Cookies on this website

We use cookies to ensure that we give you the best experience on our website. If you click 'Accept all cookies' we'll assume that you are happy to receive all cookies and you won't see this message again. If you click 'Reject all non-essential cookies' only necessary cookies providing core functionality such as security, network management, and accessibility will be enabled. Click 'Find out more' for information on how to change your cookie settings.

AIM: This cross-sectional study examined whether growth parameters were associated with epilepsy in children living in a rural community in sub-Saharan Africa (SSA). MATERIALS AND METHODS: A cross-sectional study was performed in the Hai District Demographic Surveillance Site (HDSS), Tanzania in which 6-14 year old children with epilepsy (CWE) were identified. Age matched controls were randomly selected from the Hai census database for comparison. Anthropometric measurements were used to assess the nutritional status of the children and body mass index (BMI) calculated. Associations between social, demographic and nutritional factors and epilepsy were assessed using multivariable logistic regression. RESULTS: 112 CWE were identified and were compared with 113 controls. There was no significant difference in the BMI between cases and controls (T-test, p-value of 0.117). Amongst cases, there were no significant associations between BMI and motor difficulties, antiepileptic drug use, cognitive or behavioural problems, early-onset epilepsy or seizure frequency. In the whole group, BMI was significantly associated with socio-economic status (p=0.037) and age. DISCUSSION: There was no significant difference found between CWE and matched controls with respect to nutritional status. This suggests that there is no causal association between under nutrition and epilepsy in this community. Nutritional assessment is still important as part of the comprehensive care of CWE.

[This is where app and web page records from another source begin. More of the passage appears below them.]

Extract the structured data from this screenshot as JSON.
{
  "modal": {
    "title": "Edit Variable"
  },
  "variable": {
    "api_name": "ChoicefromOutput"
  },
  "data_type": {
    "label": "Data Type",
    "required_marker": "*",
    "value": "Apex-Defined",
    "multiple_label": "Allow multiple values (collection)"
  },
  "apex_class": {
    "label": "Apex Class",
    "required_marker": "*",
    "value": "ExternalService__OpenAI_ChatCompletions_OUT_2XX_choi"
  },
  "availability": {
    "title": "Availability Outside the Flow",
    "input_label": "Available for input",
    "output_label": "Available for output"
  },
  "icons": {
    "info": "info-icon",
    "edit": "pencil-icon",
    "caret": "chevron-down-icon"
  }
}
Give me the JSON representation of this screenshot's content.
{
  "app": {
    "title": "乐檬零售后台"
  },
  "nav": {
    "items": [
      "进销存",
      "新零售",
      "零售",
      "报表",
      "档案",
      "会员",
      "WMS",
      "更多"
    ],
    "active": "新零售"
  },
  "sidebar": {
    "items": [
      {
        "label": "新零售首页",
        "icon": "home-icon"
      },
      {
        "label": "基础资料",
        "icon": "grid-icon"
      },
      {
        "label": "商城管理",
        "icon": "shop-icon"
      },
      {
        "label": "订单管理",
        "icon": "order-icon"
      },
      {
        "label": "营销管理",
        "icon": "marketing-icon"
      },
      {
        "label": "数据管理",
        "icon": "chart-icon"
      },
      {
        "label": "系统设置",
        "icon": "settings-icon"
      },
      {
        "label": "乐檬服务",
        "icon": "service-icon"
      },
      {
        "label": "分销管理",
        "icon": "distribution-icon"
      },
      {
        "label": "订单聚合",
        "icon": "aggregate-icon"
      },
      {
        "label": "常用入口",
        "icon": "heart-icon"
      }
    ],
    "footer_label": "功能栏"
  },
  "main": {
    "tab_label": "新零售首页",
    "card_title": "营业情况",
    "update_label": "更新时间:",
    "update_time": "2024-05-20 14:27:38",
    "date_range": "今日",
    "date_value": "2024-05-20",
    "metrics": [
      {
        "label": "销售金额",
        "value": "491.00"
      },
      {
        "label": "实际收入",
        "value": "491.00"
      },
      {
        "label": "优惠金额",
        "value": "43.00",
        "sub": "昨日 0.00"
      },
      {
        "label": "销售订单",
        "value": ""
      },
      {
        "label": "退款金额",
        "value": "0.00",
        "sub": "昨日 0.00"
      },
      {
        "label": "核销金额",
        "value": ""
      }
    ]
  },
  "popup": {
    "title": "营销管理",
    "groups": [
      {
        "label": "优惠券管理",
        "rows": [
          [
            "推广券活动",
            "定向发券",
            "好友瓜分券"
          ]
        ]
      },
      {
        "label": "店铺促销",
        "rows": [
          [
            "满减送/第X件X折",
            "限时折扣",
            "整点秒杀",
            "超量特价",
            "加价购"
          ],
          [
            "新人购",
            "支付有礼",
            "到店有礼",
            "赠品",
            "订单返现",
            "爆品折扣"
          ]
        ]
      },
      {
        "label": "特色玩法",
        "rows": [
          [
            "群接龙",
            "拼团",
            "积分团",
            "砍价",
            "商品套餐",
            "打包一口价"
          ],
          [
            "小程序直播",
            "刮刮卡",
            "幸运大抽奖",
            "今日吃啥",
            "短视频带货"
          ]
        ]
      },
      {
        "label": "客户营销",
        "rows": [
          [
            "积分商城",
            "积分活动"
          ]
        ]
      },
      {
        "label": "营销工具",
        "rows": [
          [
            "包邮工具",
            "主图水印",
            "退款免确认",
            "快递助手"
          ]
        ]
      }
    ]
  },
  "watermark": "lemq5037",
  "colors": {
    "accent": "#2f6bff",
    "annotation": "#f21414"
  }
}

Original publication




Journal article


Epilepsy Res

Publication Date





1444 - 1450


Africa, Children, Epilepsy, Nutritional status, Adolescent, Anticonvulsants, Body Height, Body Mass Index, Child, Cohort Studies, Cross-Sectional Studies, Epilepsy, Female, Humans, Male, Residence Characteristics, Rural Population, Tanzania